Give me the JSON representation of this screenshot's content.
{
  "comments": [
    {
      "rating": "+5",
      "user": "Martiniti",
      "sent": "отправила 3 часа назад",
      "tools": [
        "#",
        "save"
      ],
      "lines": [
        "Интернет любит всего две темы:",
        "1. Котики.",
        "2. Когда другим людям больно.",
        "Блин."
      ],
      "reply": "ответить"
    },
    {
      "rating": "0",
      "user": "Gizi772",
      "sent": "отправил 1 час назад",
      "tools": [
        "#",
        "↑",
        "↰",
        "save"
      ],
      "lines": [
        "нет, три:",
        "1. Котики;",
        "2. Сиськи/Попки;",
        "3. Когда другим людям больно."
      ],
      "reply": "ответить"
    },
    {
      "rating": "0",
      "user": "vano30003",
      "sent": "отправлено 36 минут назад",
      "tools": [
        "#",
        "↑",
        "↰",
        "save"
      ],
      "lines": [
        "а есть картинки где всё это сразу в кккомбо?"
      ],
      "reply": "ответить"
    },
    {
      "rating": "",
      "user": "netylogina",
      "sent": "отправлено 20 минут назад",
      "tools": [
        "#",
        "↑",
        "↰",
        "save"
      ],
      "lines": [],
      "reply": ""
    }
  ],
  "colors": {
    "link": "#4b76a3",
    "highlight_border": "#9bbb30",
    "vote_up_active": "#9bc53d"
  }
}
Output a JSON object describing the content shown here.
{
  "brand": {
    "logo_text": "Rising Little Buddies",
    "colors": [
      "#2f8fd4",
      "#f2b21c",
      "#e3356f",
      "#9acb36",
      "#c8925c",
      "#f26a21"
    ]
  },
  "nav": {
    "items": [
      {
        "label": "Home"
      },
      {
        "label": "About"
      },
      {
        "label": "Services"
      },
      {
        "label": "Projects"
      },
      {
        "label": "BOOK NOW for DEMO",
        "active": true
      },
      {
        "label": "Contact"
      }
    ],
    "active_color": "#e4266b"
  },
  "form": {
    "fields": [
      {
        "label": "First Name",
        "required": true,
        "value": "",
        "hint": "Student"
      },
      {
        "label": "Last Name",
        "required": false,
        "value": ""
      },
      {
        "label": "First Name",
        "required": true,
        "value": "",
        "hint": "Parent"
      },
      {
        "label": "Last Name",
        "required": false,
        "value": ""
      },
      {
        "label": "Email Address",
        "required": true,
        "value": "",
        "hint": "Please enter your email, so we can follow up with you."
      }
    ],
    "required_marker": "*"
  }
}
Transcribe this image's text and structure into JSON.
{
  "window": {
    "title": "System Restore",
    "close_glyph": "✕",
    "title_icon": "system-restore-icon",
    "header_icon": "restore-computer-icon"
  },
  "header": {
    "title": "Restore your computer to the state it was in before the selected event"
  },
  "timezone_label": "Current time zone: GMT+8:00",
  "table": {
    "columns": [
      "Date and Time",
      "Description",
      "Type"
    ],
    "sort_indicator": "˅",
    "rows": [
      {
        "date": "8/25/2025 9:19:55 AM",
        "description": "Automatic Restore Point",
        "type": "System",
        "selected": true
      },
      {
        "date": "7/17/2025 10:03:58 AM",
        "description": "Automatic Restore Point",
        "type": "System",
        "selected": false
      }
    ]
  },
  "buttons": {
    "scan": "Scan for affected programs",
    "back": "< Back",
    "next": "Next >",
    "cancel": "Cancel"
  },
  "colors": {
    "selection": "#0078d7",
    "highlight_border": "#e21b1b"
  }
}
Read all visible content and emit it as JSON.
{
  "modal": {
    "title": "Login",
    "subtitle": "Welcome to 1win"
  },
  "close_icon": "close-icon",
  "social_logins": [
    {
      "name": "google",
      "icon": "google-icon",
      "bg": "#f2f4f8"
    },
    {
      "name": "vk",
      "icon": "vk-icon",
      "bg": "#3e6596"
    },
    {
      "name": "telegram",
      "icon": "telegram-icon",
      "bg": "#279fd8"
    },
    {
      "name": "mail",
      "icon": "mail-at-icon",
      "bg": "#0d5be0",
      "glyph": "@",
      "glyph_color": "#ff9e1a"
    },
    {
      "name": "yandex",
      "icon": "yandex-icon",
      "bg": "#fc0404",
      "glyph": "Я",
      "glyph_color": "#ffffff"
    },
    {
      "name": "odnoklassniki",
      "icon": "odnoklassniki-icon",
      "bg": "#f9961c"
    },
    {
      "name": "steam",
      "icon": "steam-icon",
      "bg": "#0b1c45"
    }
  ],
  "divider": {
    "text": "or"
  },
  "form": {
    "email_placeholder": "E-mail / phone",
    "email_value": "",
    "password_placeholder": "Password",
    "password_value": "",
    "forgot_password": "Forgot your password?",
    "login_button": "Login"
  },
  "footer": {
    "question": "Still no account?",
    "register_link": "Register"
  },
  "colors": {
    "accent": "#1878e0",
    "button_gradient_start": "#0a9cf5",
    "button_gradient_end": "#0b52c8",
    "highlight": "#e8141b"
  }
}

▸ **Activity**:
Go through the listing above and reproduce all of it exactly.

▸ **Task answer**:
Give me the JSON representation of this screenshot's content.
{
  "comments": [
    {
      "rating": "+5",
      "user": "Martiniti",
      "sent": "отправила 3 часа назад",
      "tools": [
        "#",
        "save"
      ],
      "lines": [
        "Интернет любит всего две темы:",
        "1. Котики.",
        "2. Когда другим людям больно.",
        "Блин."
      ],
      "reply": "ответить"
    },
    {
      "rating": "0",
      "user": "Gizi772",
      "sent": "отправил 1 час назад",
      "tools": [
        "#",
        "↑",
        "↰",
        "save"
      ],
      "lines": [
        "нет, три:",
        "1. Котики;",
        "2. Сиськи/Попки;",
        "3. Когда другим людям больно."
      ],
      "reply": "ответить"
    },
    {
      "rating": "0",
      "user": "vano30003",
      "sent": "отправлено 36 минут назад",
      "tools": [
        "#",
        "↑",
        "↰",
        "save"
      ],
      "lines": [
        "а есть картинки где всё это сразу в кккомбо?"
      ],
      "reply": "ответить"
    },
    {
      "rating": "",
      "user": "netylogina",
      "sent": "отправлено 20 минут назад",
      "tools": [
        "#",
        "↑",
        "↰",
        "save"
      ],
      "lines": [],
      "reply": ""
    }
  ],
  "colors": {
    "link": "#4b76a3",
    "highlight_border": "#9bbb30",
    "vote_up_active": "#9bc53d"
  }
}
Output a JSON object describing the content shown here.
{
  "brand": {
    "logo_text": "Rising Little Buddies",
    "colors": [
      "#2f8fd4",
      "#f2b21c",
      "#e3356f",
      "#9acb36",
      "#c8925c",
      "#f26a21"
    ]
  },
  "nav": {
    "items": [
      {
        "label": "Home"
      },
      {
        "label": "About"
      },
      {
        "label": "Services"
      },
      {
        "label": "Projects"
      },
      {
        "label": "BOOK NOW for DEMO",
        "active": true
      },
      {
        "label": "Contact"
      }
    ],
    "active_color": "#e4266b"
  },
  "form": {
    "fields": [
      {
        "label": "First Name",
        "required": true,
        "value": "",
        "hint": "Student"
      },
      {
        "label": "Last Name",
        "required": false,
        "value": ""
      },
      {
        "label": "First Name",
        "required": true,
        "value": "",
        "hint": "Parent"
      },
      {
        "label": "Last Name",
        "required": false,
        "value": ""
      },
      {
        "label": "Email Address",
        "required": true,
        "value": "",
        "hint": "Please enter your email, so we can follow up with you."
      }
    ],
    "required_marker": "*"
  }
}
Transcribe this image's text and structure into JSON.
{
  "window": {
    "title": "System Restore",
    "close_glyph": "✕",
    "title_icon": "system-restore-icon",
    "header_icon": "restore-computer-icon"
  },
  "header": {
    "title": "Restore your computer to the state it was in before the selected event"
  },
  "timezone_label": "Current time zone: GMT+8:00",
  "table": {
    "columns": [
      "Date and Time",
      "Description",
      "Type"
    ],
    "sort_indicator": "˅",
    "rows": [
      {
        "date": "8/25/2025 9:19:55 AM",
        "description": "Automatic Restore Point",
        "type": "System",
        "selected": true
      },
      {
        "date": "7/17/2025 10:03:58 AM",
        "description": "Automatic Restore Point",
        "type": "System",
        "selected": false
      }
    ]
  },
  "buttons": {
    "scan": "Scan for affected programs",
    "back": "< Back",
    "next": "Next >",
    "cancel": "Cancel"
  },
  "colors": {
    "selection": "#0078d7",
    "highlight_border": "#e21b1b"
  }
}
Read all visible content and emit it as JSON.
{
  "modal": {
    "title": "Login",
    "subtitle": "Welcome to 1win"
  },
  "close_icon": "close-icon",
  "social_logins": [
    {
      "name": "google",
      "icon": "google-icon",
      "bg": "#f2f4f8"
    },
    {
      "name": "vk",
      "icon": "vk-icon",
      "bg": "#3e6596"
    },
    {
      "name": "telegram",
      "icon": "telegram-icon",
      "bg": "#279fd8"
    },
    {
      "name": "mail",
      "icon": "mail-at-icon",
      "bg": "#0d5be0",
      "glyph": "@",
      "glyph_color": "#ff9e1a"
    },
    {
      "name": "yandex",
      "icon": "yandex-icon",
      "bg": "#fc0404",
      "glyph": "Я",
      "glyph_color": "#ffffff"
    },
    {
      "name": "odnoklassniki",
      "icon": "odnoklassniki-icon",
      "bg": "#f9961c"
    },
    {
      "name": "steam",
      "icon": "steam-icon",
      "bg": "#0b1c45"
    }
  ],
  "divider": {
    "text": "or"
  },
  "form": {
    "email_placeholder": "E-mail / phone",
    "email_value": "",
    "password_placeholder": "Password",
    "password_value": "",
    "forgot_password": "Forgot your password?",
    "login_button": "Login"
  },
  "footer": {
    "question": "Still no account?",
    "register_link": "Register"
  },
  "colors": {
    "accent": "#1878e0",
    "button_gradient_start": "#0a9cf5",
    "button_gradient_end": "#0b52c8",
    "highlight": "#e8141b"
  }
}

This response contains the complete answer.